Regarding Statistics

Submitted by Matthew Gengler on

“We aren’t just doing our jobs; we are creating numbers.”


Head of Access Services, Matthew Gengler

2020 has shed a spotlight on the importance of reliable data. Suddenly, with the onset of COVID-19, statistics are everywhere, delivered moments before we fall asleep and immediately as we wake up. Politicians, journalists, and lay people quibble over how data is interpreted in statistics. And while figures about a pandemic create tension, worry, and perhaps sleeplessness, data and statistics are crucial to making plans—from protecting ourselves to protecting a world-class collection of research materials.

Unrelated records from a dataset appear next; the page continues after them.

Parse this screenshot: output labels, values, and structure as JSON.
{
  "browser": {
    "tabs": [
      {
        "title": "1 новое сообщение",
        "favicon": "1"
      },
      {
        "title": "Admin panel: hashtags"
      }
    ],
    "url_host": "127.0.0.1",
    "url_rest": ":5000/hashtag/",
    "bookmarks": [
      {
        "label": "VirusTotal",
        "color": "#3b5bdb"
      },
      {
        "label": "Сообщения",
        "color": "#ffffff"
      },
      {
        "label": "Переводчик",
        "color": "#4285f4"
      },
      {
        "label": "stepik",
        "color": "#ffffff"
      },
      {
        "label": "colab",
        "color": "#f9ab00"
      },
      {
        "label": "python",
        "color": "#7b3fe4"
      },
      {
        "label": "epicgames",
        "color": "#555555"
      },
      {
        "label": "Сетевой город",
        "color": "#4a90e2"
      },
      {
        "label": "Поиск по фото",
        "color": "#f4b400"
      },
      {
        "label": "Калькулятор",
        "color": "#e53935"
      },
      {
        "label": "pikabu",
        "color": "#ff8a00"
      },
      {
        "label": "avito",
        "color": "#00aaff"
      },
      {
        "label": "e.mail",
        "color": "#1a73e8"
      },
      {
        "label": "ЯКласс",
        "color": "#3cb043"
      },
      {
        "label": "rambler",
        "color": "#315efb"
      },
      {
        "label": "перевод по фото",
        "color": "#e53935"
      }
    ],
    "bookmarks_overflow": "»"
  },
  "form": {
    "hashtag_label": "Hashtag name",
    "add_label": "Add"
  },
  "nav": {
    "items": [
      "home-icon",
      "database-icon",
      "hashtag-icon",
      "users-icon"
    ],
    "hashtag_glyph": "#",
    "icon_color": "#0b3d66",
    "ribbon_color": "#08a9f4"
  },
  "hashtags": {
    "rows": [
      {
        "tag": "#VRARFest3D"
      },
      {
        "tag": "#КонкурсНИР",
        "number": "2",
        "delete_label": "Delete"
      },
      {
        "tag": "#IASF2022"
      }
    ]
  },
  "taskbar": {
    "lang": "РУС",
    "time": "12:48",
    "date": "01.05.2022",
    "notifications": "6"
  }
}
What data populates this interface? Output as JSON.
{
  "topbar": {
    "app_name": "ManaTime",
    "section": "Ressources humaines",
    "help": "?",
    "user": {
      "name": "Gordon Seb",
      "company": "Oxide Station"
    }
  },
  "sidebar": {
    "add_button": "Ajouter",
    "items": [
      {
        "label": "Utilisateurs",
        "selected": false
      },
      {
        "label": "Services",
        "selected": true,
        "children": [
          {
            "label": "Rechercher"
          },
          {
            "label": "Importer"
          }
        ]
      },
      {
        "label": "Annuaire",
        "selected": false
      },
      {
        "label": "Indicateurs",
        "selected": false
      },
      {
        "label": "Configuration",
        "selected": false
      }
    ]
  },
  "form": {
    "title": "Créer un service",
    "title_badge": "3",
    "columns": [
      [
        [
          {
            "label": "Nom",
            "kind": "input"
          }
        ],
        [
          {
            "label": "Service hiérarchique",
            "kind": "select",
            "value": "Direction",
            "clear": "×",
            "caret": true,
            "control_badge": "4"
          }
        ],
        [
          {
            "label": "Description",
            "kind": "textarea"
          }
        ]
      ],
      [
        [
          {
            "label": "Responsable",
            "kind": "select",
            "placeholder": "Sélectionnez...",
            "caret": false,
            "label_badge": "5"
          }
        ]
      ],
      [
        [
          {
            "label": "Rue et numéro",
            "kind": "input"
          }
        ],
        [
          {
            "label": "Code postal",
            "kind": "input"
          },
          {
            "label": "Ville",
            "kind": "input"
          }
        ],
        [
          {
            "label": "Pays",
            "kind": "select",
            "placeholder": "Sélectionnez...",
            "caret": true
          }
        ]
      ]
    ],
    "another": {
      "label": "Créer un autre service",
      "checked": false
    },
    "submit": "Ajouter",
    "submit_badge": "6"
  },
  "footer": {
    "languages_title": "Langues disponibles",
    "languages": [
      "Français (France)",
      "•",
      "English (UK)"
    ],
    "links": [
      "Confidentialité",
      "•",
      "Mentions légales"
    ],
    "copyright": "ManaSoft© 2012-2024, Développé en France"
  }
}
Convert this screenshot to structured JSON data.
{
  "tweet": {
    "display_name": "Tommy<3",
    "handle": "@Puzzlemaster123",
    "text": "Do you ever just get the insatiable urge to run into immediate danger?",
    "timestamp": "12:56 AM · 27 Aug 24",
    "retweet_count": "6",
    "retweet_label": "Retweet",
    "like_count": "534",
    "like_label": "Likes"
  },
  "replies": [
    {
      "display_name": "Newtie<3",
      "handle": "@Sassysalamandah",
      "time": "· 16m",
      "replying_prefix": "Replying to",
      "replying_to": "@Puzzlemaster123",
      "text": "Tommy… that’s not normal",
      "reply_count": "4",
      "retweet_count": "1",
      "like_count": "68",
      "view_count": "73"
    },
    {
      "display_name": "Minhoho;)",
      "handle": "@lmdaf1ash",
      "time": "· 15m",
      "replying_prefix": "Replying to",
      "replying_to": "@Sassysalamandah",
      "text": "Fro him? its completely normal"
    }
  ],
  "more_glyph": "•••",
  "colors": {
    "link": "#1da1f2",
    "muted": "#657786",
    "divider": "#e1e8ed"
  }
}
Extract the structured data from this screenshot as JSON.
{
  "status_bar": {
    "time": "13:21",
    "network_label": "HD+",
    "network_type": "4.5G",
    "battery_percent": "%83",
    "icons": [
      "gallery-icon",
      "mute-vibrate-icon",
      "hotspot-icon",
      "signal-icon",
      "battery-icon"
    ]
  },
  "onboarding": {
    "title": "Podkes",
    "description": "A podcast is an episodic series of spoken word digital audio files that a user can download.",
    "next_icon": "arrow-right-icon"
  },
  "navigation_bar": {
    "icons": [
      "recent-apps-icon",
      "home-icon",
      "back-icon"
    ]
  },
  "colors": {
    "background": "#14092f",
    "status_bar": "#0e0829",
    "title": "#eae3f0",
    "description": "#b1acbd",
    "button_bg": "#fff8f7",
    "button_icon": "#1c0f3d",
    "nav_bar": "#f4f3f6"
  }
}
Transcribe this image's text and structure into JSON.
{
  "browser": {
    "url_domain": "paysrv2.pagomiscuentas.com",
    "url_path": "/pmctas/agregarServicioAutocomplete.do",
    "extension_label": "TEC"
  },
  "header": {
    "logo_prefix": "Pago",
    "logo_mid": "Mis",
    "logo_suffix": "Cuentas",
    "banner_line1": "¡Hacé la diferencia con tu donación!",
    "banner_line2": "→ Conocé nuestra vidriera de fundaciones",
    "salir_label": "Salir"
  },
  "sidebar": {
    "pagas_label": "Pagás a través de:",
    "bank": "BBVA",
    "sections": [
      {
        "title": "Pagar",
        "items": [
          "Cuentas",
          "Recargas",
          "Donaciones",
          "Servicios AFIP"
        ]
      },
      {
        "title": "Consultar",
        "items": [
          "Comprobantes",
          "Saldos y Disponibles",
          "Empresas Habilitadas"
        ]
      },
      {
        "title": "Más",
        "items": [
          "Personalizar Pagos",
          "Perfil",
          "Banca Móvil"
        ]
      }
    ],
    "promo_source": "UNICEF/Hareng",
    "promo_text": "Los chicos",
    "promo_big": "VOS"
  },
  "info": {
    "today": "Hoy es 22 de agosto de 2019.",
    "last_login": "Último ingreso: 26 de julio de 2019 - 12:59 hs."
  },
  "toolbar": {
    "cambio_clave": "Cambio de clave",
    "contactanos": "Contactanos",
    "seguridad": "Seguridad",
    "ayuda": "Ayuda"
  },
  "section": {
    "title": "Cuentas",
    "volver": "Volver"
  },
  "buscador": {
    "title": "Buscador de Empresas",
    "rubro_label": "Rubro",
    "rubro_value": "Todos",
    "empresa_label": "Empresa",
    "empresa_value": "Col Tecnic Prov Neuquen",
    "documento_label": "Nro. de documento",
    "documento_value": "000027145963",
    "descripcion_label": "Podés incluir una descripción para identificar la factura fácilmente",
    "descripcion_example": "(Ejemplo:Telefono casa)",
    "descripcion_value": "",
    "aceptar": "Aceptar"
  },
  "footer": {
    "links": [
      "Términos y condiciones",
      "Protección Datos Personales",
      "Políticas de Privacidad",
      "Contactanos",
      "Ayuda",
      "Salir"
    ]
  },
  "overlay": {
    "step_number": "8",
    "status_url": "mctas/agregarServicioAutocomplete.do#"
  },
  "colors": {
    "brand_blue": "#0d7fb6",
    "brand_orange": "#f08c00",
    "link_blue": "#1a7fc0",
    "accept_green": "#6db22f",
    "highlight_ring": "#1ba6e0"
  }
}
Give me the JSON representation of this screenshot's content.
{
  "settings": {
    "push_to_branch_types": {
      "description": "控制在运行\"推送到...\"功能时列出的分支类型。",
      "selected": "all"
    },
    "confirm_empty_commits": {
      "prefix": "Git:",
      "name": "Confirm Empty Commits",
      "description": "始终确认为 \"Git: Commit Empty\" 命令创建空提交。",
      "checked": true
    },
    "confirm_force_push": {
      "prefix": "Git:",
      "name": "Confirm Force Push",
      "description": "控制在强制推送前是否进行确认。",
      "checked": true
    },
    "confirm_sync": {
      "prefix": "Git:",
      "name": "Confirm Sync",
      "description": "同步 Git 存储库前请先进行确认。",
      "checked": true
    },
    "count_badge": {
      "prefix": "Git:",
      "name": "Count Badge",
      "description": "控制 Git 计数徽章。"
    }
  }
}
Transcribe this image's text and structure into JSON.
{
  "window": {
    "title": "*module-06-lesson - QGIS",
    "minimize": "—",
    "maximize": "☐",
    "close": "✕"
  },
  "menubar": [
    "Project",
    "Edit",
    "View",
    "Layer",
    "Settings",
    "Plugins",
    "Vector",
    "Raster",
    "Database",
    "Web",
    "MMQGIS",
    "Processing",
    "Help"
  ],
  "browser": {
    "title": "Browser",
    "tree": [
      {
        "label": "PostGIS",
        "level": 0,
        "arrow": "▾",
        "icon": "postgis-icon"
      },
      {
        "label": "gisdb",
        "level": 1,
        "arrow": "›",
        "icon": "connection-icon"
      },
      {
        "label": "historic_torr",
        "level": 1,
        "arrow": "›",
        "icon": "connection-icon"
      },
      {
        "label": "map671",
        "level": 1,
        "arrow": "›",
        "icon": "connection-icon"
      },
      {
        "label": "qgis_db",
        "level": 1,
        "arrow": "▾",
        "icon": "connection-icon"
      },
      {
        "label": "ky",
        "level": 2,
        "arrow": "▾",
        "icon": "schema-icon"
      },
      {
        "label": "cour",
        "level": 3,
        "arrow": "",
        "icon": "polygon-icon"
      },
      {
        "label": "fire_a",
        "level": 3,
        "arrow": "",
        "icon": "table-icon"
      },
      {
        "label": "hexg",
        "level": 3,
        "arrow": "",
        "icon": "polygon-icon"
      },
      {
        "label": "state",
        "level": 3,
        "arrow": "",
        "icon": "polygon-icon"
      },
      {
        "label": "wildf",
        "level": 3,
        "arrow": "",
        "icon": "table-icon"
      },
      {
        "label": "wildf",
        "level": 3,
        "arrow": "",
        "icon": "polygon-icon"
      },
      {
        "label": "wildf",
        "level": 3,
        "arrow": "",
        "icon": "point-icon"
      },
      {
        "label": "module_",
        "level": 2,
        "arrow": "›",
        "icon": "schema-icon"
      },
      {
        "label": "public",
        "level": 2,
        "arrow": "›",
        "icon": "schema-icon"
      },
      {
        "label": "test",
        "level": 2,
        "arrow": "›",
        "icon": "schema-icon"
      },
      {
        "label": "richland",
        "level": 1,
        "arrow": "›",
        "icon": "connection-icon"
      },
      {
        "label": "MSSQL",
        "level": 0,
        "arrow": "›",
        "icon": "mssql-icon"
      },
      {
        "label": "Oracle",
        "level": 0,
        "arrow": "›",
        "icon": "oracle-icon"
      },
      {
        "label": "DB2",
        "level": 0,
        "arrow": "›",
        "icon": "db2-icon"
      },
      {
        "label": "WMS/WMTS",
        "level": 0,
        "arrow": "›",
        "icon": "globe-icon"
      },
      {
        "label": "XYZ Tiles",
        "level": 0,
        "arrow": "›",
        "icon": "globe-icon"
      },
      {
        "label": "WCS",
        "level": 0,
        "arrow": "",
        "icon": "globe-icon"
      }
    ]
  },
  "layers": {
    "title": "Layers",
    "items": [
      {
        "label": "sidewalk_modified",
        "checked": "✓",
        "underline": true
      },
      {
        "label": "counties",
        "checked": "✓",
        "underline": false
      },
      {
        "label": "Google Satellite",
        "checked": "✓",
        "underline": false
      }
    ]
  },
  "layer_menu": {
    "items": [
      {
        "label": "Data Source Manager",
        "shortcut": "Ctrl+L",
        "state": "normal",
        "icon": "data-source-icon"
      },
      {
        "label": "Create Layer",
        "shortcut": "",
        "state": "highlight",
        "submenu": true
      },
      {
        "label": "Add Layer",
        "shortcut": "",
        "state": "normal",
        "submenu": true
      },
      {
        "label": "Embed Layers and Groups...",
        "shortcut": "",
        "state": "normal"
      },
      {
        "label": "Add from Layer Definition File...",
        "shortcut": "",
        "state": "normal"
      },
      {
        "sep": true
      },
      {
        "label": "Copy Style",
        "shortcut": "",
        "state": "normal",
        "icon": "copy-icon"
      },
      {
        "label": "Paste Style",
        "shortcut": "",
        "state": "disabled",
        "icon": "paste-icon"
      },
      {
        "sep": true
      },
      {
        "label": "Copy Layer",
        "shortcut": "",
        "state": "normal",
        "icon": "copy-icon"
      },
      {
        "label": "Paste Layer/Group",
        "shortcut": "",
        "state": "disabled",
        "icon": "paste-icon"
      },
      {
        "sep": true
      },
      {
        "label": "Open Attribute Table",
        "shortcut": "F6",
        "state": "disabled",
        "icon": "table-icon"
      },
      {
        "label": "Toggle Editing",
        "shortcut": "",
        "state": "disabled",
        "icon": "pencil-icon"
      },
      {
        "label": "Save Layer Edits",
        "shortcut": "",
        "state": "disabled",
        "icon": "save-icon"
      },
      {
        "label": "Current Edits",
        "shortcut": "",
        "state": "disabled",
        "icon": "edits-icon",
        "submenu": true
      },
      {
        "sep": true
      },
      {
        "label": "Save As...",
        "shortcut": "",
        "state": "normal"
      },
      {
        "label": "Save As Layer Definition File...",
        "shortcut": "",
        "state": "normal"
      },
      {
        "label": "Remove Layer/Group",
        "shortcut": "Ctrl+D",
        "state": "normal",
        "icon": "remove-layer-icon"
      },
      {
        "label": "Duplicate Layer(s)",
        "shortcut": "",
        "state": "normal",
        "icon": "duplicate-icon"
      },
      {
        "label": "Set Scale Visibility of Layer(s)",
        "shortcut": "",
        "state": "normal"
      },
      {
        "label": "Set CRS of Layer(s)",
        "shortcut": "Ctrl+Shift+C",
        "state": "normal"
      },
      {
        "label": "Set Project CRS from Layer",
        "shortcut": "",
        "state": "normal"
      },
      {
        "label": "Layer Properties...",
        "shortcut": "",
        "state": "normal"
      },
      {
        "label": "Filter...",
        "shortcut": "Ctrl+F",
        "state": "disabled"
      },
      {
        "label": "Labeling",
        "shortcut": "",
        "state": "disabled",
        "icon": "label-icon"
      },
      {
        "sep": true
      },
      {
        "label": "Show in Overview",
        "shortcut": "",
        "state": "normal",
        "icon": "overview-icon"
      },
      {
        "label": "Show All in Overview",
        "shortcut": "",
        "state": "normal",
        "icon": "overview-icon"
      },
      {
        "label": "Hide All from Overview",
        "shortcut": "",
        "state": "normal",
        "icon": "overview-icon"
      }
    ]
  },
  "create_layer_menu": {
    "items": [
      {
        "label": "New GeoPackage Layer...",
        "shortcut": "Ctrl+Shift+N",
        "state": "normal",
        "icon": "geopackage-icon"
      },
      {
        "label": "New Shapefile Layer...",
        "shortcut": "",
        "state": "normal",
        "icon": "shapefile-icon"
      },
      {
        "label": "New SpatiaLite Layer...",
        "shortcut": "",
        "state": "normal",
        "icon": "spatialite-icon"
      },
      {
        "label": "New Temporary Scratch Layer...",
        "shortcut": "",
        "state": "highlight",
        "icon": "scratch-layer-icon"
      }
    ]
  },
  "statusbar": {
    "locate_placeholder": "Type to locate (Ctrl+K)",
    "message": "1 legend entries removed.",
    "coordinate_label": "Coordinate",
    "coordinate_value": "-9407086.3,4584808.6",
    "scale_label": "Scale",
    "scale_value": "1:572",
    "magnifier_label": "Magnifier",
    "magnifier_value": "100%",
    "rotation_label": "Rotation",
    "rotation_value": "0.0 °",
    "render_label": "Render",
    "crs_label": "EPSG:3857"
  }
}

A wealth of data has opened up to the Ingalls Library with the recent implementation of WorldShare Management Services (WMS), as outlined in the strategic plan. This transition has been touted by the web-based Library Technology Guides and by WMS’ vendor, OCLC, both in a July press release and in their forthcoming e-mail newsletter that reaches thousands.

Thanks to WMS, Ingalls Library staff are not only able to perform their jobs more efficiently, but now their work has more meaning statistically. Head of Access Services, Matthew Gengler, comments, “We aren’t just doing our jobs; we are creating numbers.” Call it evidence of collective effort. As we move forward with WMS we are as excited as only information professionals can be to find new statistical insights into the minutiae of our collection and our daily work. WMS allows us to scrutinize our collection in a more detailed fashion than in the past. As noted by library director and Ontario native Heather Saunders, a quick drill down into the collection reveals nearly five hundred books on artists from Canada. Certainly a surprise considering that there is nothing about artists from our northern neighbor in the Ingalls Library’s collection development policy. Other interesting outliers include over 600 books about agriculture, which are likely part of the collection devoted to gardening, another 200 books about medicine, which may reflect books in photography documenting challenging moments in our shared history, including pandemics past. Other subjects that seem like outliers are easier to explain; for example, art librarianship literature crosses paths with law, resulting in over 500 volumes on the subject being in our collection.

Looking into these numbers is not just an academic exercise. As the library prepares to move 25,000 volumes off-site to AssureVault facility in Columbus, Ohio, collection analysis will be invaluable. By focusing on material that remains a focus of collecting, but is also low use, we can effectively store material while keeping higher use material more readily available. Everything will remain in circulation, but some items will be closer at hand. Although Ingalls Library is technically non-circulating in not allowing for check-outs like a public library, between lending materials through interlibrary loan and checking them out to CMA staff offices, cubicles, and to a shelf in the library lounge for those without offices or cubicles, almost 10,000 volumes are currently in circulation!

Last month we reported that our early return to resource sharing had been met with brisk use from our partners across the country and the world. And the numbers collected over the month bear that out. All this time indoors has provided time for art research. For interlibrary loan through the SHARES consortium with art museums and academic institutions, Ingalls Library fulfilled 90 resource sharing copy requests last month--double our typical volume. Considering that present copy requests are averaging 50 pages per request, and occasionally more, it would be logical to assume that we have produced at least 4500 digital impressions for our resource sharing partners in the past month

Improving access to scholarship is a mission critical drive for the library. The results of our digitization initiatives continue to provide impressive numbers, with over 1,800 views of digitized books and nearly 16,000 views this year. While we remain pleased with quantitative data, it is qualitative data in the form of positive testimonials from users that encourages us most, like one user who wrote about digitized CMA handbooks on the Internet Archive, “Finally I found you!  Thank you very much for posting this book. Great work!” And another from a user who found our digitized copy of L'art dans les travaux à l'aiguille an 1887 book of needlework design, who commented, “Nice large scans.” To learn more about the Internet Archive, see this recent post.